Aim of the task: The response must contain the complete data, printed exactly.

Data records:
==================================================
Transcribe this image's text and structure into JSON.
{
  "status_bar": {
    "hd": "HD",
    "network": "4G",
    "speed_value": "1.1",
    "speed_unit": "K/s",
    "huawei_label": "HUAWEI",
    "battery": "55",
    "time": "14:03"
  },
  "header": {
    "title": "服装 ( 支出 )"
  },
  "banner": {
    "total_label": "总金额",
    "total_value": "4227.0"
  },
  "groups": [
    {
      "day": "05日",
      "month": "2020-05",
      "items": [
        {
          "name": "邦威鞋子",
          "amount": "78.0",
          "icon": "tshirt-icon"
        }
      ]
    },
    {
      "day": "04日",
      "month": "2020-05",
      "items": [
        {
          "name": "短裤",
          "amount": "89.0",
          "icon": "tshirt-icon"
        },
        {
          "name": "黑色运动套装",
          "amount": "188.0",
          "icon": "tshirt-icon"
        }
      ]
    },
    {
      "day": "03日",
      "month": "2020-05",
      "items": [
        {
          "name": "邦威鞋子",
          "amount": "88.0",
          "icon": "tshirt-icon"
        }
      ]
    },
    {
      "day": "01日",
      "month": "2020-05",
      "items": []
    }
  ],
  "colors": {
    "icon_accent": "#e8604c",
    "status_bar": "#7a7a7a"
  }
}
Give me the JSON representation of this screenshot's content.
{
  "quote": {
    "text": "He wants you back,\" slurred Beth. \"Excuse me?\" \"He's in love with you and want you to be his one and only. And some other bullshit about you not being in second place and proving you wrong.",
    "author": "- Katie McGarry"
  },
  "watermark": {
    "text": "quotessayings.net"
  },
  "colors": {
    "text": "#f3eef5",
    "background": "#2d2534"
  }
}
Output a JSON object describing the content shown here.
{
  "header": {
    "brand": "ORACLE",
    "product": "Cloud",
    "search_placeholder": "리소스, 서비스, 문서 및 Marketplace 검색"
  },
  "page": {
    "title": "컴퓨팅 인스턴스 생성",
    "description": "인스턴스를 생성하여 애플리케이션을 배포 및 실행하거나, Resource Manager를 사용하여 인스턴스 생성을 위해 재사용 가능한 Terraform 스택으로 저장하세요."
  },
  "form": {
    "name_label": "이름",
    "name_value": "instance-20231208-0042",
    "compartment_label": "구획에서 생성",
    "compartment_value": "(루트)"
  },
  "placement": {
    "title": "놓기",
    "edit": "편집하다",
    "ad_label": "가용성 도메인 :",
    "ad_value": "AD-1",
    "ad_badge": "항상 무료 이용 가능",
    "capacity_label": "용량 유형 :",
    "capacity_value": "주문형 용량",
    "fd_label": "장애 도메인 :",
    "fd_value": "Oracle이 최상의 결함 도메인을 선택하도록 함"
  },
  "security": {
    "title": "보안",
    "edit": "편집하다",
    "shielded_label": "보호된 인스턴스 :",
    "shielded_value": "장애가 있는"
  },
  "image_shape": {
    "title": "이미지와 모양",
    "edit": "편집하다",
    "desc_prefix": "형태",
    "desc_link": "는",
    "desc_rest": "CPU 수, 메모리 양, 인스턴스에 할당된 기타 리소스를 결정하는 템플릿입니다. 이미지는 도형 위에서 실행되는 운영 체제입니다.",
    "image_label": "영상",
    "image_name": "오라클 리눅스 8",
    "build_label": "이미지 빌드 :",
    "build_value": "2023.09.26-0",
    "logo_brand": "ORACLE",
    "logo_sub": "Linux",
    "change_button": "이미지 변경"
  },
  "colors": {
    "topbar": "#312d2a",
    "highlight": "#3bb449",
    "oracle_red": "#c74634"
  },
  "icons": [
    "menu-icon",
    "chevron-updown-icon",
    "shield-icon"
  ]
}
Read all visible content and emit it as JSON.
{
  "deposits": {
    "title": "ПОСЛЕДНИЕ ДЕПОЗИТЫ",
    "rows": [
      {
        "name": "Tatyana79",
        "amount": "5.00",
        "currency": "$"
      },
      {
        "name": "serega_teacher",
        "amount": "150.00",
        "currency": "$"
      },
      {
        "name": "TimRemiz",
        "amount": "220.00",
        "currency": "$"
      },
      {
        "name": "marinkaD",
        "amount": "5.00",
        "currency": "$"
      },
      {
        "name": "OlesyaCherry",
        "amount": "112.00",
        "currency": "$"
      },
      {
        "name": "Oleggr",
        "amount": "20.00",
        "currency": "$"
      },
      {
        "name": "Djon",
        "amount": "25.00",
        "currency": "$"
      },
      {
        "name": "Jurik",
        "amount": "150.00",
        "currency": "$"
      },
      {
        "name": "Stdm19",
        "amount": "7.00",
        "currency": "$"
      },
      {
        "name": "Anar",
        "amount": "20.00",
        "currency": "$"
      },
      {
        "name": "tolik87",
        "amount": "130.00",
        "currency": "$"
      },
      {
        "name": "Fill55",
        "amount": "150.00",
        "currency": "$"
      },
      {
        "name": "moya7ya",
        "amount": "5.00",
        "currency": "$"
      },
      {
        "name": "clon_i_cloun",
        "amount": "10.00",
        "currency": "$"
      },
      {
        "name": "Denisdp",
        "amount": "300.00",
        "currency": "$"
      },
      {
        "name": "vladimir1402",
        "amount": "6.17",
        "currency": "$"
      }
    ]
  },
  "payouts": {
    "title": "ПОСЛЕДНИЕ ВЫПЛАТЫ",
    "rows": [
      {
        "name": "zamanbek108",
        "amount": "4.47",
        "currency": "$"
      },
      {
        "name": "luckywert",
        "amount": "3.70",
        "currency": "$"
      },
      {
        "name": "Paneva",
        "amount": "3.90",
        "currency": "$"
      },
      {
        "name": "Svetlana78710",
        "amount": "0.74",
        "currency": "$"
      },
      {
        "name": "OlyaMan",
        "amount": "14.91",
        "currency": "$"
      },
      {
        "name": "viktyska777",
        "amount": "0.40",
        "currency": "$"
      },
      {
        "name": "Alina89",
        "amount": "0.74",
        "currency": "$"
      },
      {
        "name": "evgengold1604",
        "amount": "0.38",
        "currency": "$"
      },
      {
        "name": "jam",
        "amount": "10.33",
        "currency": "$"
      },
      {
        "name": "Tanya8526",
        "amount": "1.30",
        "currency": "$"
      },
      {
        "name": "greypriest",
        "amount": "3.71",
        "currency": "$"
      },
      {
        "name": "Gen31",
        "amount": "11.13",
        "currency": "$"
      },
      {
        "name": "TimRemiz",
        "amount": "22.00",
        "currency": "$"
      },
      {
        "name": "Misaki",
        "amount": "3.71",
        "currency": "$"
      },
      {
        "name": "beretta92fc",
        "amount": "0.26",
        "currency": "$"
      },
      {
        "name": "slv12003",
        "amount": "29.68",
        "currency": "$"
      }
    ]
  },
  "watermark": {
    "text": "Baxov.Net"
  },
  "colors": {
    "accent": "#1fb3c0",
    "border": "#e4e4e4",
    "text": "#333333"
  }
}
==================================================
Exercise output:
Transcribe this image's text and structure into JSON.
{
  "status_bar": {
    "hd": "HD",
    "network": "4G",
    "speed_value": "1.1",
    "speed_unit": "K/s",
    "huawei_label": "HUAWEI",
    "battery": "55",
    "time": "14:03"
  },
  "header": {
    "title": "服装 ( 支出 )"
  },
  "banner": {
    "total_label": "总金额",
    "total_value": "4227.0"
  },
  "groups": [
    {
      "day": "05日",
      "month": "2020-05",
      "items": [
        {
          "name": "邦威鞋子",
          "amount": "78.0",
          "icon": "tshirt-icon"
        }
      ]
    },
    {
      "day": "04日",
      "month": "2020-05",
      "items": [
        {
          "name": "短裤",
          "amount": "89.0",
          "icon": "tshirt-icon"
        },
        {
          "name": "黑色运动套装",
          "amount": "188.0",
          "icon": "tshirt-icon"
        }
      ]
    },
    {
      "day": "03日",
      "month": "2020-05",
      "items": [
        {
          "name": "邦威鞋子",
          "amount": "88.0",
          "icon": "tshirt-icon"
        }
      ]
    },
    {
      "day": "01日",
      "month": "2020-05",
      "items": []
    }
  ],
  "colors": {
    "icon_accent": "#e8604c",
    "status_bar": "#7a7a7a"
  }
}
Give me the JSON representation of this screenshot's content.
{
  "quote": {
    "text": "He wants you back,\" slurred Beth. \"Excuse me?\" \"He's in love with you and want you to be his one and only. And some other bullshit about you not being in second place and proving you wrong.",
    "author": "- Katie McGarry"
  },
  "watermark": {
    "text": "quotessayings.net"
  },
  "colors": {
    "text": "#f3eef5",
    "background": "#2d2534"
  }
}
Output a JSON object describing the content shown here.
{
  "header": {
    "brand": "ORACLE",
    "product": "Cloud",
    "search_placeholder": "리소스, 서비스, 문서 및 Marketplace 검색"
  },
  "page": {
    "title": "컴퓨팅 인스턴스 생성",
    "description": "인스턴스를 생성하여 애플리케이션을 배포 및 실행하거나, Resource Manager를 사용하여 인스턴스 생성을 위해 재사용 가능한 Terraform 스택으로 저장하세요."
  },
  "form": {
    "name_label": "이름",
    "name_value": "instance-20231208-0042",
    "compartment_label": "구획에서 생성",
    "compartment_value": "(루트)"
  },
  "placement": {
    "title": "놓기",
    "edit": "편집하다",
    "ad_label": "가용성 도메인 :",
    "ad_value": "AD-1",
    "ad_badge": "항상 무료 이용 가능",
    "capacity_label": "용량 유형 :",
    "capacity_value": "주문형 용량",
    "fd_label": "장애 도메인 :",
    "fd_value": "Oracle이 최상의 결함 도메인을 선택하도록 함"
  },
  "security": {
    "title": "보안",
    "edit": "편집하다",
    "shielded_label": "보호된 인스턴스 :",
    "shielded_value": "장애가 있는"
  },
  "image_shape": {
    "title": "이미지와 모양",
    "edit": "편집하다",
    "desc_prefix": "형태",
    "desc_link": "는",
    "desc_rest": "CPU 수, 메모리 양, 인스턴스에 할당된 기타 리소스를 결정하는 템플릿입니다. 이미지는 도형 위에서 실행되는 운영 체제입니다.",
    "image_label": "영상",
    "image_name": "오라클 리눅스 8",
    "build_label": "이미지 빌드 :",
    "build_value": "2023.09.26-0",
    "logo_brand": "ORACLE",
    "logo_sub": "Linux",
    "change_button": "이미지 변경"
  },
  "colors": {
    "topbar": "#312d2a",
    "highlight": "#3bb449",
    "oracle_red": "#c74634"
  },
  "icons": [
    "menu-icon",
    "chevron-updown-icon",
    "shield-icon"
  ]
}
Read all visible content and emit it as JSON.
{
  "deposits": {
    "title": "ПОСЛЕДНИЕ ДЕПОЗИТЫ",
    "rows": [
      {
        "name": "Tatyana79",
        "amount": "5.00",
        "currency": "$"
      },
      {
        "name": "serega_teacher",
        "amount": "150.00",
        "currency": "$"
      },
      {
        "name": "TimRemiz",
        "amount": "220.00",
        "currency": "$"
      },
      {
        "name": "marinkaD",
        "amount": "5.00",
        "currency": "$"
      },
      {
        "name": "OlesyaCherry",
        "amount": "112.00",
        "currency": "$"
      },
      {
        "name": "Oleggr",
        "amount": "20.00",
        "currency": "$"
      },
      {
        "name": "Djon",
        "amount": "25.00",
        "currency": "$"
      },
      {
        "name": "Jurik",
        "amount": "150.00",
        "currency": "$"
      },
      {
        "name": "Stdm19",
        "amount": "7.00",
        "currency": "$"
      },
      {
        "name": "Anar",
        "amount": "20.00",
        "currency": "$"
      },
      {
        "name": "tolik87",
        "amount": "130.00",
        "currency": "$"
      },
      {
        "name": "Fill55",
        "amount": "150.00",
        "currency": "$"
      },
      {
        "name": "moya7ya",
        "amount": "5.00",
        "currency": "$"
      },
      {
        "name": "clon_i_cloun",
        "amount": "10.00",
        "currency": "$"
      },
      {
        "name": "Denisdp",
        "amount": "300.00",
        "currency": "$"
      },
      {
        "name": "vladimir1402",
        "amount": "6.17",
        "currency": "$"
      }
    ]
  },
  "payouts": {
    "title": "ПОСЛЕДНИЕ ВЫПЛАТЫ",
    "rows": [
      {
        "name": "zamanbek108",
        "amount": "4.47",
        "currency": "$"
      },
      {
        "name": "luckywert",
        "amount": "3.70",
        "currency": "$"
      },
      {
        "name": "Paneva",
        "amount": "3.90",
        "currency": "$"
      },
      {
        "name": "Svetlana78710",
        "amount": "0.74",
        "currency": "$"
      },
      {
        "name": "OlyaMan",
        "amount": "14.91",
        "currency": "$"
      },
      {
        "name": "viktyska777",
        "amount": "0.40",
        "currency": "$"
      },
      {
        "name": "Alina89",
        "amount": "0.74",
        "currency": "$"
      },
      {
        "name": "evgengold1604",
        "amount": "0.38",
        "currency": "$"
      },
      {
        "name": "jam",
        "amount": "10.33",
        "currency": "$"
      },
      {
        "name": "Tanya8526",
        "amount": "1.30",
        "currency": "$"
      },
      {
        "name": "greypriest",
        "amount": "3.71",
        "currency": "$"
      },
      {
        "name": "Gen31",
        "amount": "11.13",
        "currency": "$"
      },
      {
        "name": "TimRemiz",
        "amount": "22.00",
        "currency": "$"
      },
      {
        "name": "Misaki",
        "amount": "3.71",
        "currency": "$"
      },
      {
        "name": "beretta92fc",
        "amount": "0.26",
        "currency": "$"
      },
      {
        "name": "slv12003",
        "amount": "29.68",
        "currency": "$"
      }
    ]
  },
  "watermark": {
    "text": "Baxov.Net"
  },
  "colors": {
    "accent": "#1fb3c0",
    "border": "#e4e4e4",
    "text": "#333333"
  }
}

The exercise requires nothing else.